On November 16, 2018 President Trump signed the Cybersecurity and Information Security Agency Act (H.R. 3359) into law, amending the Homeland Security Act of 2002. The law reorganizes the National Protection and Programs Directorate (NPPD), a DHS office created by executive authority in 2007, to create the Cybersecurity and Information Security Agency.
The legislation established CISA as a full-fledged, Congressionally authorized office, analogous to the Secret Service within the Department of the Treasury.
CISA's mandate includes: facilitating information sharing between state and federal agencies and critical infrastructure operators; establishing robust pathways for regular state-federal cooperation; and providing technical assistance to states to increase their capacity for protecting critical infrastructure by developing local cybersecurity programs. The CISA’s mission will be deployed through three divisions focused on Cybersecurity, Emergency Communications, and Infrastructure Security.
The promotion of NPPD from a directorate to a federal agency sends a strong, bipartisan signal that cybersecurity for critical infrastructure protection is a national priority.
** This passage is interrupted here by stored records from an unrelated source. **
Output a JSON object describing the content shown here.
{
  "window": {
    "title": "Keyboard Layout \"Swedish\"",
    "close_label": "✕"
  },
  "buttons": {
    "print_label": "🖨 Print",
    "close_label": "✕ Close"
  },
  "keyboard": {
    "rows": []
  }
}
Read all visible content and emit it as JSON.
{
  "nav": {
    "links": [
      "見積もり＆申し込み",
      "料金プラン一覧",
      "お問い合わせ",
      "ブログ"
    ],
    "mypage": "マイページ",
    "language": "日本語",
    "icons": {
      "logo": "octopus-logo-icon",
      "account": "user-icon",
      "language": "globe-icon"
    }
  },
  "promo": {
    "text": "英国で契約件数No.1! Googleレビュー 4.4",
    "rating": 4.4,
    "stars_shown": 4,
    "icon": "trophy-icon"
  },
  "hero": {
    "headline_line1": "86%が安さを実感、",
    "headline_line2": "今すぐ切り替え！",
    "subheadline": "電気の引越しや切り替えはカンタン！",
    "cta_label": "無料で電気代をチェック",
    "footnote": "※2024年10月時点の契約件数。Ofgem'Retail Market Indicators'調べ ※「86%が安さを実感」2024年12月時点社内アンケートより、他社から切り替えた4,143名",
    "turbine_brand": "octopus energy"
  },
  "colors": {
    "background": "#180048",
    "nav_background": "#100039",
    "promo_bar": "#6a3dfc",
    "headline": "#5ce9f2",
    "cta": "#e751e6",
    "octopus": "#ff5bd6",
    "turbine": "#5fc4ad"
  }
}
A broader mandate will reinforce CISA’s role as a hub of technical support for states, municipalities, and private industries. With Congressional support, CISA will be able to launch new efforts to respond to evolving cyber threats.
We applaud the new reorganization, especially the mandate "to provide analyses, expertise, and other technical assistance to critical infrastructure owners and operators." As part of this mission, we urge CISA to provide not only guidance on technical upgrades, but also social engineering and management assistance.
Helping agencies respond to and recover from cyber-attacks is essential to safeguarding vital systems. As noted by experts - including Massachusetts CISO, Dennis McDermitt- eliminating all risk of cyberattack is impossible. CISA should focus on helping states and utilities identify their most essential assets and build the capacity to bring cyber assets back online when they are eventually compromised.
We also encourage CISA to focus facilitating cooperation between private utilities, states, and federal regulators. The interlinkage of smart grids across state and municipal boundaries multiplies the cyber risk to these systems and makes collaboration essential. Since 2014, DHS has operated the Critical Infrastructure Cyber Community (C³) Voluntary Program to support local and state governments, as well as private utilities, in implementing the National Institute of Standards and Technology (NIST) framework, a framework that onsists of standards, guidelines, and best practices to manage cybersecurity-related risk. We hope such efforts will be continued and expanded under CISA’s new mandate.
One effective strategy that CISA might want to consider is organizing informal "technical meetings” on cybersecurity between regulators and private utilities. Connecticut used this strategy to great effect in developing its Cybersecurity Strategy and Action Plan. By promoting informal interaction outside formal rulemaking contexts, CISA can improve relationships and enhance trust, both keys to long term improvements in cybersecurity.